§ **Work instruction**:
Count the lines of the records below that hold the word "JSON", and give only the number.

§ **Listed entries**:
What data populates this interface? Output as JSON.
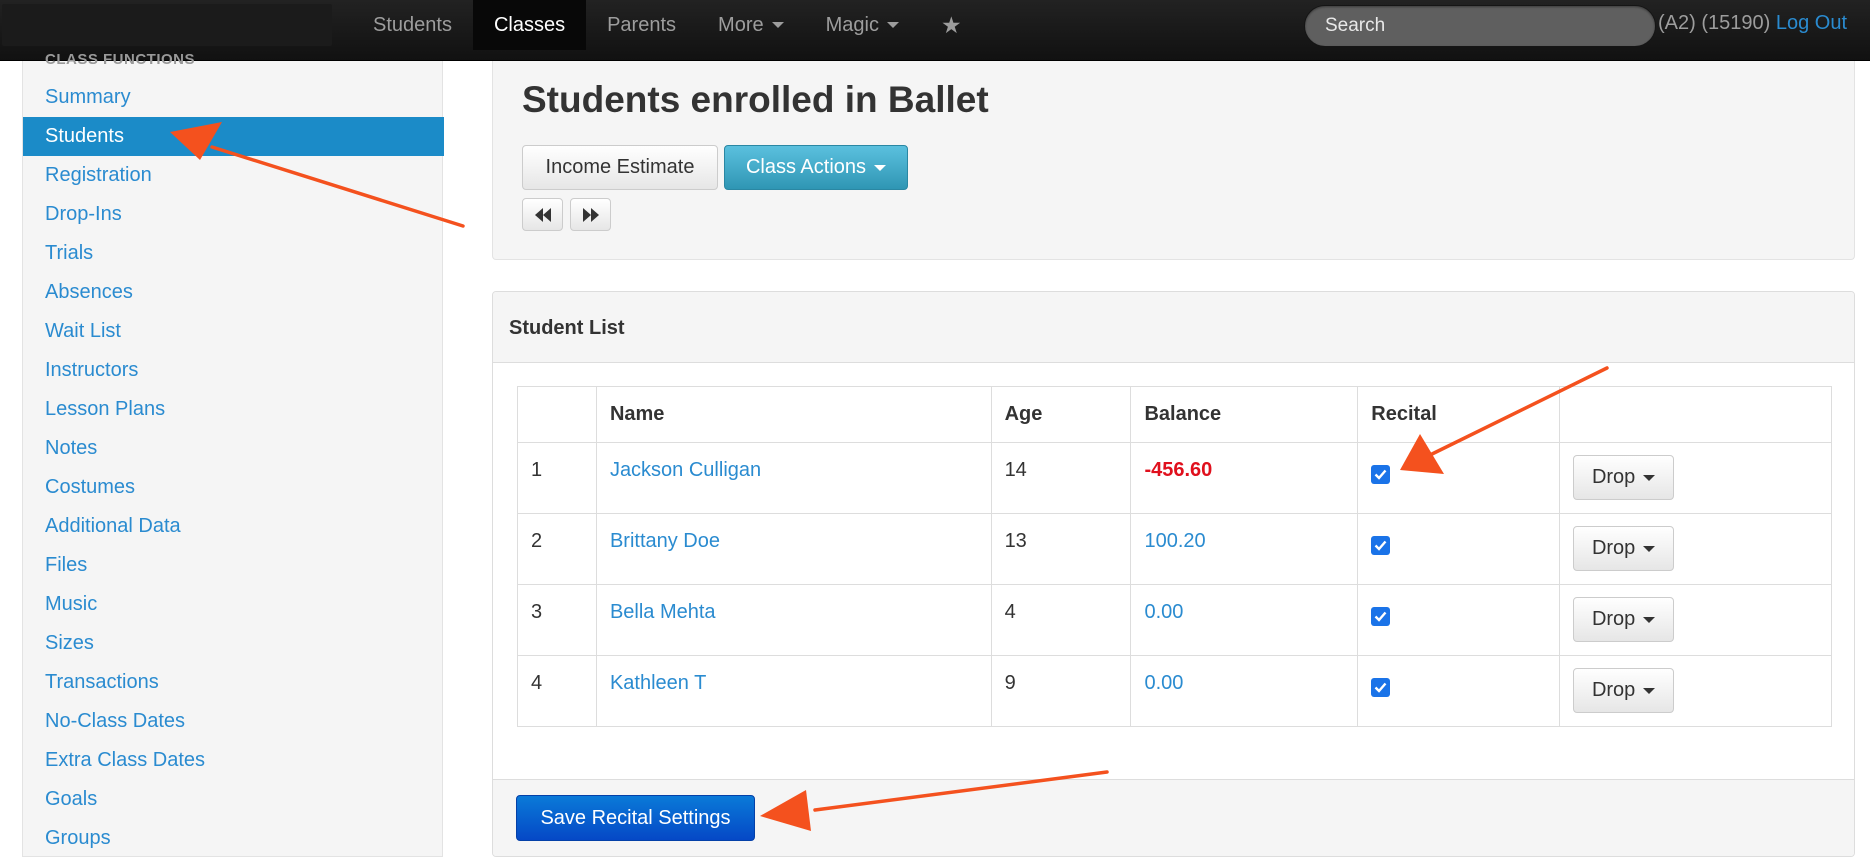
{
  "navbar": {
    "items": [
      {
        "label": "Students",
        "active": false
      },
      {
        "label": "Classes",
        "active": true
      },
      {
        "label": "Parents",
        "active": false
      },
      {
        "label": "More",
        "active": false
      },
      {
        "label": "Magic",
        "active": false
      }
    ],
    "star_icon": "star-icon",
    "search_placeholder": "Search",
    "account_info": "(A2) (15190)",
    "logout_label": "Log Out"
  },
  "sidebar": {
    "header": "CLASS FUNCTIONS",
    "items": [
      {
        "label": "Summary",
        "active": false
      },
      {
        "label": "Students",
        "active": true
      },
      {
        "label": "Registration",
        "active": false
      },
      {
        "label": "Drop-Ins",
        "active": false
      },
      {
        "label": "Trials",
        "active": false
      },
      {
        "label": "Absences",
        "active": false
      },
      {
        "label": "Wait List",
        "active": false
      },
      {
        "label": "Instructors",
        "active": false
      },
      {
        "label": "Lesson Plans",
        "active": false
      },
      {
        "label": "Notes",
        "active": false
      },
      {
        "label": "Costumes",
        "active": false
      },
      {
        "label": "Additional Data",
        "active": false
      },
      {
        "label": "Files",
        "active": false
      },
      {
        "label": "Music",
        "active": false
      },
      {
        "label": "Sizes",
        "active": false
      },
      {
        "label": "Transactions",
        "active": false
      },
      {
        "label": "No-Class Dates",
        "active": false
      },
      {
        "label": "Extra Class Dates",
        "active": false
      },
      {
        "label": "Goals",
        "active": false
      },
      {
        "label": "Groups",
        "active": false
      }
    ]
  },
  "main": {
    "title": "Students enrolled in Ballet",
    "income_estimate_label": "Income Estimate",
    "class_actions_label": "Class Actions",
    "prev_icon": "fast-backward-icon",
    "next_icon": "fast-forward-icon"
  },
  "student_list": {
    "title": "Student List",
    "columns": [
      "",
      "Name",
      "Age",
      "Balance",
      "Recital",
      ""
    ],
    "rows": [
      {
        "num": "1",
        "name": "Jackson Culligan",
        "age": "14",
        "balance": "-456.60",
        "negative": true,
        "recital": true,
        "action": "Drop"
      },
      {
        "num": "2",
        "name": "Brittany Doe",
        "age": "13",
        "balance": "100.20",
        "negative": false,
        "recital": true,
        "action": "Drop"
      },
      {
        "num": "3",
        "name": "Bella Mehta",
        "age": "4",
        "balance": "0.00",
        "negative": false,
        "recital": true,
        "action": "Drop"
      },
      {
        "num": "4",
        "name": "Kathleen T",
        "age": "9",
        "balance": "0.00",
        "negative": false,
        "recital": true,
        "action": "Drop"
      }
    ],
    "save_label": "Save Recital Settings"
  },
  "colors": {
    "accent": "#1b8bc8",
    "link": "#2a8bd0",
    "negative": "#e0101d",
    "annotation_arrow": "#f4511e"
  }
}
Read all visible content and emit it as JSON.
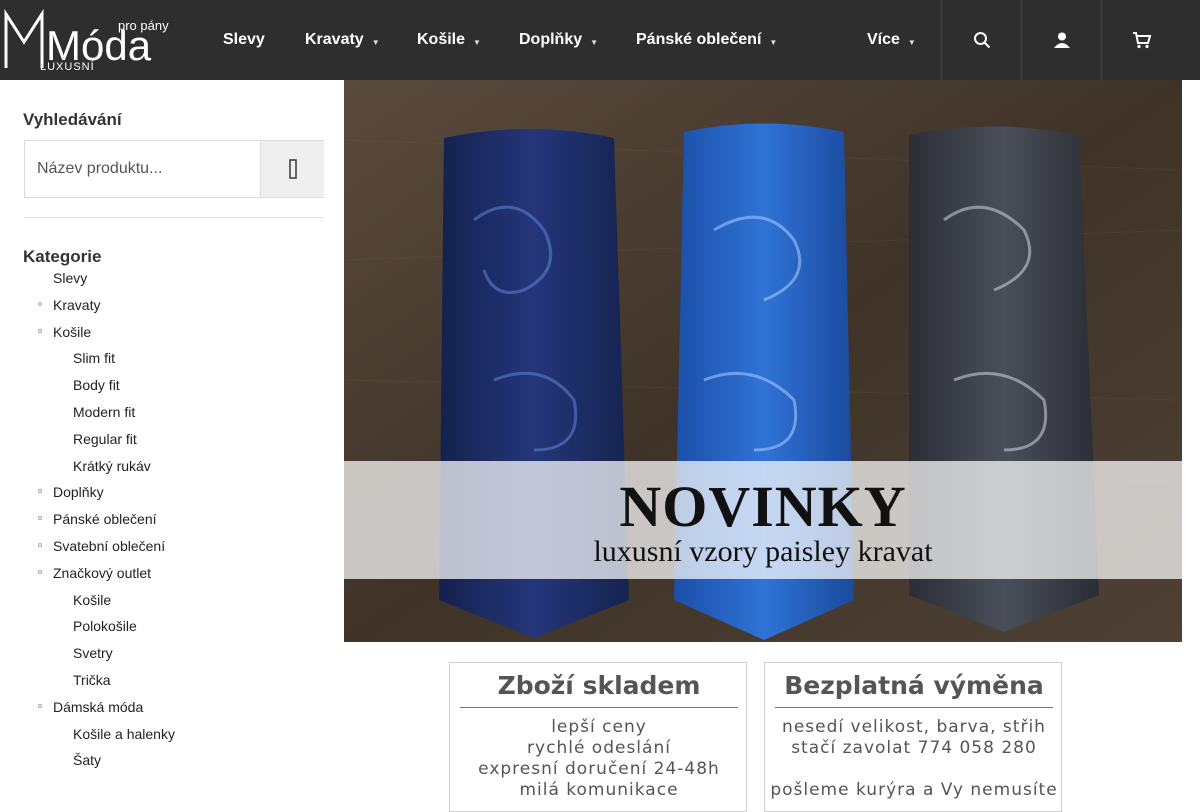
{
  "brand": {
    "logo_main": "Móda",
    "logo_top": "pro pány",
    "logo_sub": "LUXUSNÍ"
  },
  "nav": {
    "items": [
      {
        "label": "Slevy",
        "has_dropdown": false
      },
      {
        "label": "Kravaty",
        "has_dropdown": true
      },
      {
        "label": "Košile",
        "has_dropdown": true
      },
      {
        "label": "Doplňky",
        "has_dropdown": true
      },
      {
        "label": "Pánské oblečení",
        "has_dropdown": true
      },
      {
        "label": "Více",
        "has_dropdown": true
      }
    ],
    "icons": [
      "search-icon",
      "user-icon",
      "cart-icon"
    ]
  },
  "search": {
    "title": "Vyhledávání",
    "placeholder": "Název produktu..."
  },
  "categories": {
    "title": "Kategorie",
    "items": [
      {
        "label": "Slevy",
        "level": 0,
        "bullet": false
      },
      {
        "label": "Kravaty",
        "level": 0,
        "bullet": true
      },
      {
        "label": "Košile",
        "level": 0,
        "bullet": true
      },
      {
        "label": "Slim fit",
        "level": 1,
        "bullet": false
      },
      {
        "label": "Body fit",
        "level": 1,
        "bullet": false
      },
      {
        "label": "Modern fit",
        "level": 1,
        "bullet": false
      },
      {
        "label": "Regular fit",
        "level": 1,
        "bullet": false
      },
      {
        "label": "Krátký rukáv",
        "level": 1,
        "bullet": false
      },
      {
        "label": "Doplňky",
        "level": 0,
        "bullet": true
      },
      {
        "label": "Pánské oblečení",
        "level": 0,
        "bullet": true
      },
      {
        "label": "Svatební oblečení",
        "level": 0,
        "bullet": true
      },
      {
        "label": "Značkový outlet",
        "level": 0,
        "bullet": true
      },
      {
        "label": "Košile",
        "level": 1,
        "bullet": false
      },
      {
        "label": "Polokošile",
        "level": 1,
        "bullet": false
      },
      {
        "label": "Svetry",
        "level": 1,
        "bullet": false
      },
      {
        "label": "Trička",
        "level": 1,
        "bullet": false
      },
      {
        "label": "Dámská móda",
        "level": 0,
        "bullet": true
      },
      {
        "label": "Košile a halenky",
        "level": 1,
        "bullet": false
      },
      {
        "label": "Šaty",
        "level": 1,
        "bullet": false
      }
    ]
  },
  "banner": {
    "title": "NOVINKY",
    "subtitle": "luxusní vzory paisley kravat"
  },
  "cards": [
    {
      "title": "Zboží skladem",
      "lines": [
        "lepší ceny",
        "rychlé odeslání",
        "expresní doručení 24-48h",
        "milá komunikace"
      ]
    },
    {
      "title": "Bezplatná výměna",
      "lines": [
        "nesedí velikost, barva, střih",
        "stačí zavolat 774 058 280",
        "",
        "pošleme kurýra a Vy nemusíte"
      ]
    }
  ],
  "colors": {
    "header_bg": "#2e2e2e",
    "text": "#222222",
    "tie_navy": "#1b2a5c",
    "tie_blue": "#1f5fc0",
    "tie_grey": "#3a3d45"
  }
}
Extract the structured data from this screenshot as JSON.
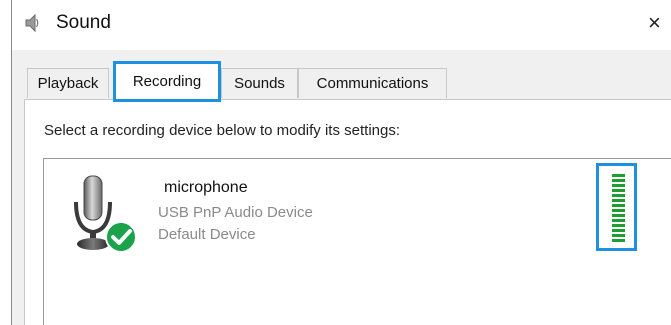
{
  "window": {
    "title": "Sound",
    "close_glyph": "×"
  },
  "tabs": [
    {
      "label": "Playback",
      "selected": false
    },
    {
      "label": "Recording",
      "selected": true
    },
    {
      "label": "Sounds",
      "selected": false
    },
    {
      "label": "Communications",
      "selected": false
    }
  ],
  "recording": {
    "instruction": "Select a recording device below to modify its settings:",
    "devices": [
      {
        "name": "microphone",
        "description": "USB PnP Audio Device",
        "status": "Default Device",
        "icon": "microphone-icon",
        "badge": "default-check-icon",
        "level": 1.0
      }
    ]
  },
  "colors": {
    "highlight": "#1e90e0",
    "level_green": "#1e9e2e",
    "check_green": "#1aa34a"
  }
}
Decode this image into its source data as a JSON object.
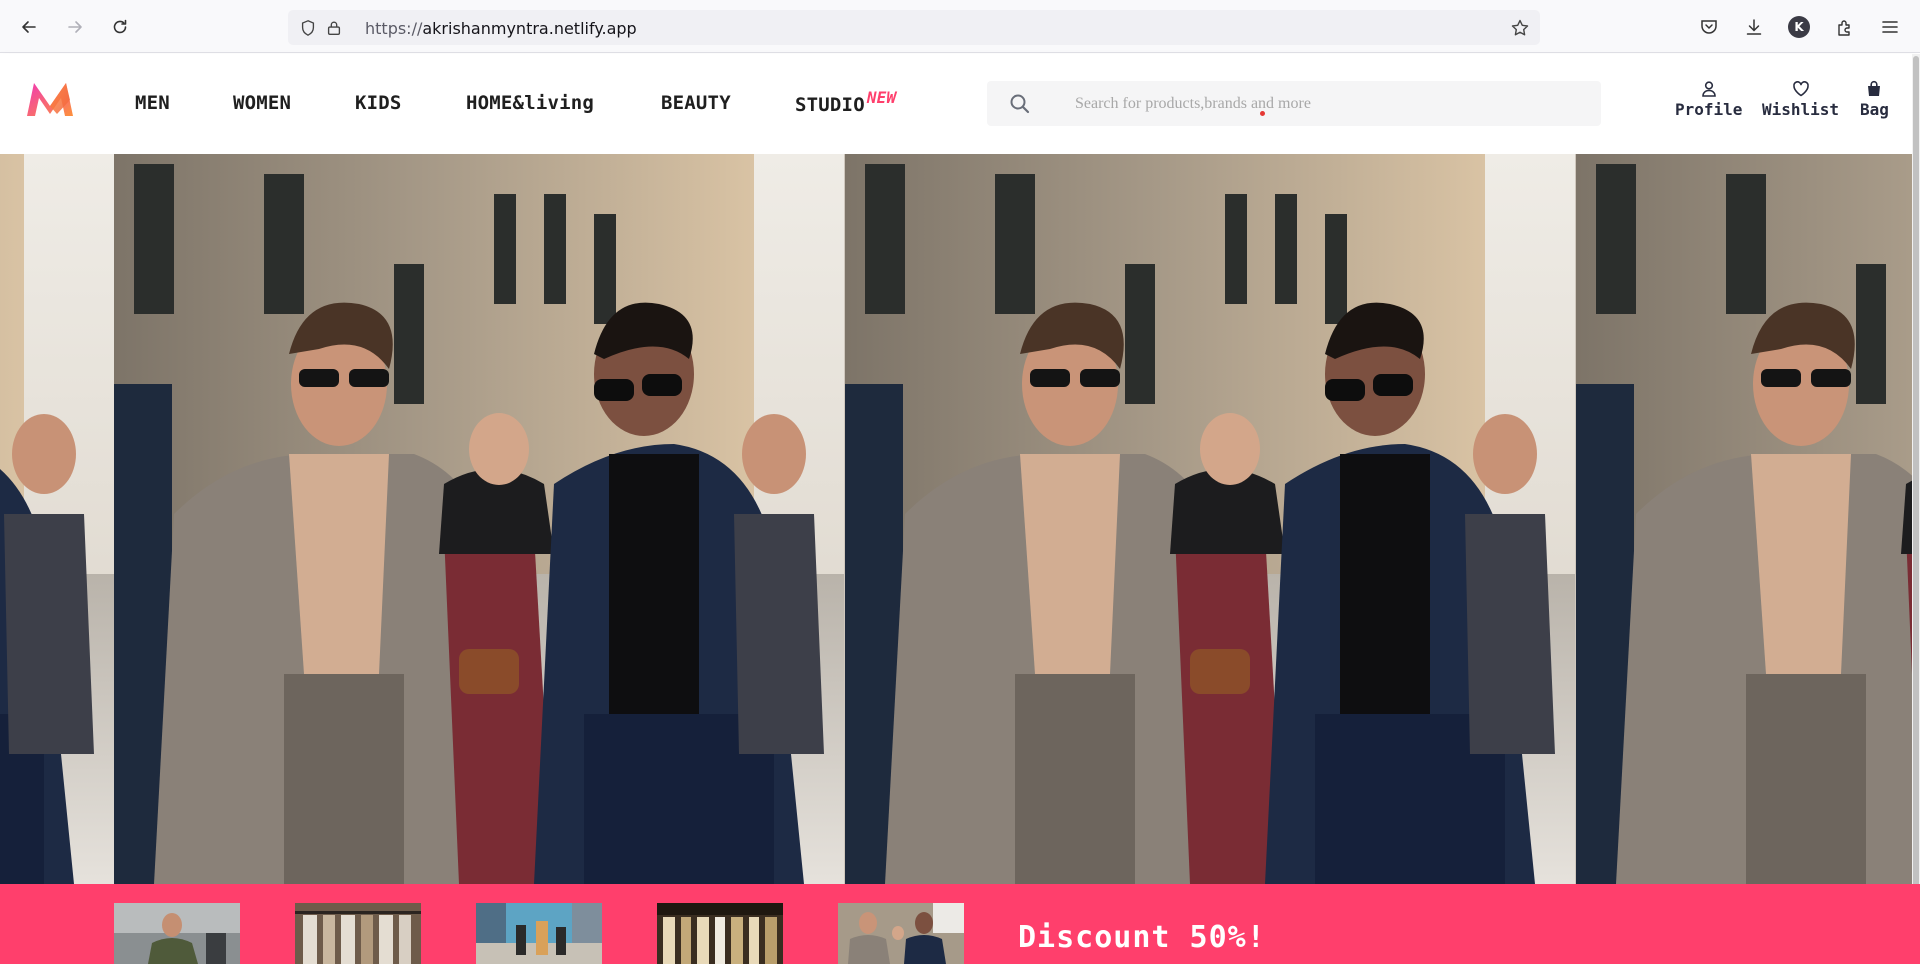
{
  "browser": {
    "url_scheme": "https://",
    "url_host": "akrishanmyntra.netlify.app",
    "profile_initial": "K",
    "icons": [
      "back-icon",
      "forward-icon",
      "reload-icon",
      "shield-icon",
      "lock-icon",
      "star-icon",
      "pocket-icon",
      "download-icon",
      "extensions-icon",
      "menu-icon"
    ]
  },
  "header": {
    "logo": "myntra-logo",
    "nav": [
      "MEN",
      "WOMEN",
      "KIDS",
      "HOME&living",
      "BEAUTY",
      "STUDIO"
    ],
    "studio_badge": "NEW",
    "search_placeholder": "Search for products,brands and more",
    "actions": {
      "profile": "Profile",
      "wishlist": "Wishlist",
      "bag": "Bag"
    }
  },
  "hero": {
    "image": "men-street-fashion-banner",
    "repeat": 4
  },
  "promo": {
    "thumbnails": [
      "man-coat-thumbnail",
      "clothing-rack-thumbnail",
      "street-crowd-thumbnail",
      "boutique-thumbnail",
      "men-walking-thumbnail"
    ],
    "discount_text": "Discount 50%!"
  },
  "colors": {
    "brand_pink": "#ff3f6c",
    "logo_orange": "#f13ab1",
    "header_text": "#282c3f"
  }
}
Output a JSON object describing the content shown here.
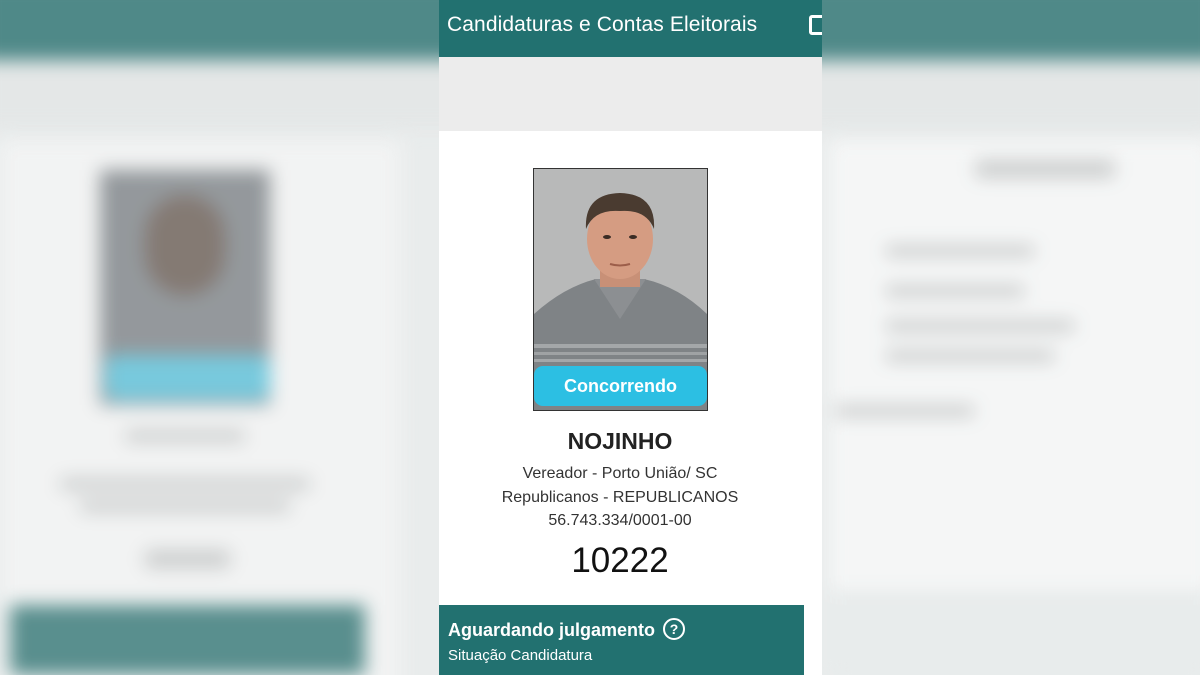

§ **Finished exercise**:
5